Would you return every entry below without a single difference?

+ + + + + + +

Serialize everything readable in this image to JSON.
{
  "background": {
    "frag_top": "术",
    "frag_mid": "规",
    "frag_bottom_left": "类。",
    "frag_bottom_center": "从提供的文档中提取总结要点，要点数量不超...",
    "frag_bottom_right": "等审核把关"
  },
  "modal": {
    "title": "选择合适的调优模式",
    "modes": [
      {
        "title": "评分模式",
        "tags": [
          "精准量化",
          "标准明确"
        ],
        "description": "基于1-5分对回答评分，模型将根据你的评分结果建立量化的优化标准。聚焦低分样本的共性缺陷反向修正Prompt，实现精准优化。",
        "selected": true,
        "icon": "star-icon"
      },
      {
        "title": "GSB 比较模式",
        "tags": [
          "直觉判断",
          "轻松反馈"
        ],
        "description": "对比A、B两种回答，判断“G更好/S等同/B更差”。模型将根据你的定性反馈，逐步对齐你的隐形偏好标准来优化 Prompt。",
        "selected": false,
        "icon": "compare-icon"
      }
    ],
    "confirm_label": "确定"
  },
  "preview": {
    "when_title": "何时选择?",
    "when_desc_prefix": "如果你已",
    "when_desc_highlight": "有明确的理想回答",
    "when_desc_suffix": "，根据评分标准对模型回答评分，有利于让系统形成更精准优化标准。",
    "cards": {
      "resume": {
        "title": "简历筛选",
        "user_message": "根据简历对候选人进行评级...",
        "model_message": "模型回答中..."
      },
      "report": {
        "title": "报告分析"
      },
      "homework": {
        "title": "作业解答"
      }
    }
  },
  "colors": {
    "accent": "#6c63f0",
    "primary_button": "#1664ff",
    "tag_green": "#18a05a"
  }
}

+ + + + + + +

▶ [OUTPUT BELOW]
Serialize everything readable in this image to JSON.
{
  "background": {
    "frag_top": "术",
    "frag_mid": "规",
    "frag_bottom_left": "类。",
    "frag_bottom_center": "从提供的文档中提取总结要点，要点数量不超...",
    "frag_bottom_right": "等审核把关"
  },
  "modal": {
    "title": "选择合适的调优模式",
    "modes": [
      {
        "title": "评分模式",
        "tags": [
          "精准量化",
          "标准明确"
        ],
        "description": "基于1-5分对回答评分，模型将根据你的评分结果建立量化的优化标准。聚焦低分样本的共性缺陷反向修正Prompt，实现精准优化。",
        "selected": true,
        "icon": "star-icon"
      },
      {
        "title": "GSB 比较模式",
        "tags": [
          "直觉判断",
          "轻松反馈"
        ],
        "description": "对比A、B两种回答，判断“G更好/S等同/B更差”。模型将根据你的定性反馈，逐步对齐你的隐形偏好标准来优化 Prompt。",
        "selected": false,
        "icon": "compare-icon"
      }
    ],
    "confirm_label": "确定"
  },
  "preview": {
    "when_title": "何时选择?",
    "when_desc_prefix": "如果你已",
    "when_desc_highlight": "有明确的理想回答",
    "when_desc_suffix": "，根据评分标准对模型回答评分，有利于让系统形成更精准优化标准。",
    "cards": {
      "resume": {
        "title": "简历筛选",
        "user_message": "根据简历对候选人进行评级...",
        "model_message": "模型回答中..."
      },
      "report": {
        "title": "报告分析"
      },
      "homework": {
        "title": "作业解答"
      }
    }
  },
  "colors": {
    "accent": "#6c63f0",
    "primary_button": "#1664ff",
    "tag_green": "#18a05a"
  }
}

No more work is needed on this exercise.